NPR CEO apparently has a “scheduling conflict” and won’t be able to answer questions to the US House Energy and Commerce Committee

May 9 – Here’s one that’s hard to stomach. 

National Public Radio has been in more than a little hot water after a rather explosive editorial was published mid-April from an NPR Senior Editor who exposed alleged liberal bias in the company.

Uri Berliner, after having been with the company for 25 years, has retired. He claims in the column that he really felt that ideology was taking over the journalistic credentials at NPR. 

Well, the US Congress decided they wanted some answers and requested NPR CEO Katherine Maher to come in front of the US House Energy and Commerce Committee today. 

Congressman John Joyce, who sits on the committee said, “This is a chance to bring in those on the far left, which NPR is, and hold them accountable for their left turn, which we see over the past decade. Realize that US tax dollars, everyone who’s listening to your tax dollars, everyone’s tax dollars funds public radio organizations like NPR. So NPR should be focused on fair and objective reporting that considers and reflects the views of all American people, not just the far left.
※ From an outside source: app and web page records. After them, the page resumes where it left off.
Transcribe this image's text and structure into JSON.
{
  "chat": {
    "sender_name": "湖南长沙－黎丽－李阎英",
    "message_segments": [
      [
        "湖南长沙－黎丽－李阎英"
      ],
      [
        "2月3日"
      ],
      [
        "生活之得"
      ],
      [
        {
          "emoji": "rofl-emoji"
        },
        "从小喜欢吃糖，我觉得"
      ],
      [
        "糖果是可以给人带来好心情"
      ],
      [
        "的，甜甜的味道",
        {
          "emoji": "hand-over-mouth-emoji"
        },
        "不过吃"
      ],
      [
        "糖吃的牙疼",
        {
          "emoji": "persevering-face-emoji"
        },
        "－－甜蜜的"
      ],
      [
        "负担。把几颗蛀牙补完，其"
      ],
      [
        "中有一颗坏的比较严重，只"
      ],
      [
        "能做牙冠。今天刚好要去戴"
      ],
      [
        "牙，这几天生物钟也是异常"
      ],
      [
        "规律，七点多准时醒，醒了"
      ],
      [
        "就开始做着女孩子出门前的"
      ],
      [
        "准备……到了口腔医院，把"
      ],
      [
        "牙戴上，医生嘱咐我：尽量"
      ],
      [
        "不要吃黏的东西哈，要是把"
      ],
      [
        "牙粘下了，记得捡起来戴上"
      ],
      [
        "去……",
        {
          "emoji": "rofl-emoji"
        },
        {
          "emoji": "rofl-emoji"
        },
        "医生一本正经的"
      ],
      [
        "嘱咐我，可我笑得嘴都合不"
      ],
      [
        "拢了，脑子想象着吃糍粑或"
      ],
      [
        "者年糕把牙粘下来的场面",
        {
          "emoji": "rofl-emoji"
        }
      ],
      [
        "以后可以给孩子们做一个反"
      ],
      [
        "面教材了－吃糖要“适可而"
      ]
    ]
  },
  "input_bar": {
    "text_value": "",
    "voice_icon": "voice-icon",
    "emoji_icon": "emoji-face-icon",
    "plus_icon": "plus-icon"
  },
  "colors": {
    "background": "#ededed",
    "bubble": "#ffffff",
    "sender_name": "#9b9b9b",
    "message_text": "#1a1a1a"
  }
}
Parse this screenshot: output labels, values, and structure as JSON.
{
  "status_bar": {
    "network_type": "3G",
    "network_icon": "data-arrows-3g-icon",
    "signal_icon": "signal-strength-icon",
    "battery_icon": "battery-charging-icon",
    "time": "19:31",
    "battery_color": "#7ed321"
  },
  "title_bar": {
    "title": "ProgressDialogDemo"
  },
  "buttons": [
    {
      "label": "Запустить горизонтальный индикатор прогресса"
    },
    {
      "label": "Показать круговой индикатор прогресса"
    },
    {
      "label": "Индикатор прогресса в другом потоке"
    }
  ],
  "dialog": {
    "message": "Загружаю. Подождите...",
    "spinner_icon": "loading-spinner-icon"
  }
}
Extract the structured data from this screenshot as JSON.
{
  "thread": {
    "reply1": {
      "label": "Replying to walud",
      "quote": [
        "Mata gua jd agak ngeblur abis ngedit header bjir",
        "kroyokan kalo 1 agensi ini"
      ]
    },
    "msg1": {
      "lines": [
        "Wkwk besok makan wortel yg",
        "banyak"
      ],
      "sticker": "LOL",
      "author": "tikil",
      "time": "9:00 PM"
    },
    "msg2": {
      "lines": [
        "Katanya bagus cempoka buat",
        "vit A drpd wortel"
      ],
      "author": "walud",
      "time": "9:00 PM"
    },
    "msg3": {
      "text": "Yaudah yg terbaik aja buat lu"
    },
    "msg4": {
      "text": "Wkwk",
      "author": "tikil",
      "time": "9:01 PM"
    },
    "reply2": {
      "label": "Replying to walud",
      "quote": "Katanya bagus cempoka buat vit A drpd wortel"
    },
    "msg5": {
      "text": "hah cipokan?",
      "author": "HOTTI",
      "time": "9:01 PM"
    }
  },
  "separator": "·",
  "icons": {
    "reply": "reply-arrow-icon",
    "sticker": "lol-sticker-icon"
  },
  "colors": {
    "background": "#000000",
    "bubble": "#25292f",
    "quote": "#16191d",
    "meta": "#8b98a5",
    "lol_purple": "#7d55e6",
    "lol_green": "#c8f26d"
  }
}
We’ve seen NPR help spread the propaganda for the Chinese Communist Party by claiming that there’s no evidence that TikTok has been used to spy on Americans. NPR uses your and my tax dollars. If we don’t receive adequate answers then Congress will need to take a very serious look at defunding this organization. We cannot just provide funds for a one-sided public radio. Again the public should reflect all the views and the far left turn that NPR has taken must be something that we address on Energy and Commerce.”

It turns out that’s not going to happen. Maher apparently has a “scheduling conflict” and won’t make the Q&A scheduled for today in Energy and Commerce. 

Pat Ryan of NewsTalk 103.7FM pointed out, “It looks like the cowardice is going to be couched with I have another appointment that I have to get to. As you listen to me, don’t give another dime to PBS or NPR. You’re already doing that through your tax dollars. They can put all the Crosby, Stills, Nash and Young specials they want on there and beg for your money. They are plenty well funded out there and now the CEO Katherine Maher is taking stage left to this NPR hearing in Washington today. Look, I’m paying your salary and now you’re not going to show up? What does that say?”

Attorney Cling Barkdoll said, “Yeah, the old scheduling conflict and it’s a Congressional hearing. I don’t buy that either. This has been kicked around for years, pulling the plug on the federal subsidy to Public Broadcasting, both NPR and public television. We know at the Pennsylvania level that Pennsylvania has also kicked in some money over the years to public broadcasting and I think that got eliminated a couple years ago, then it returned to the budget. I would not be surprised if you see the House vote to pull the funding. But, unlikely that gets through the Senate. It’s unlikely Biden would approve it. But this is an issue that’s very real. It’s hard to make the argument in today’s world that they should get all of this federal money when they clearly have programming that is slanted one way or the other. You think, why should the federal government be involved in funding a news outlet like this? They’ll have the hearing with or without her there, of course.”

Michele Jansen of NewsTalk 103.7FM noted, “It’s pretty obvious that NPR was going towards being very biased in its coverage ever since around 2015. Many people noticed it. Many people stopped donating. This isn’t just newly done with this whistleblower. The whistleblower is just confirming what a lot of people seem to notice – they were really biased in their coverage. In the past, they’ve had a left lean, but now it’s completely gone to an almost pro progressive Democrat stance on all of their issues. She also, this new CEO, has a history of being quite radical in her viewpoints and there’s so much evidence, including her own words about what she thinks of the world, plus the whistleblower, of course, pointing out that out of 87 editors at NPR, there wasn’t one Republican. There’s no diversity of viewpoint there and that’s become quite obvious. Amazing how she can just pull out this hearing. Hopefully, that’s going to help put the nail in the coffin. People say, why? Who cares? They only get a tiny bit of their funding publicly. No, that position, that reputation about how they get that money and seemingly be more fair, helps them to get a lot of other funding, so this could really hurt them, but they deserve to be hurt with the lack of journalism that has gone on in recent years at NPR.”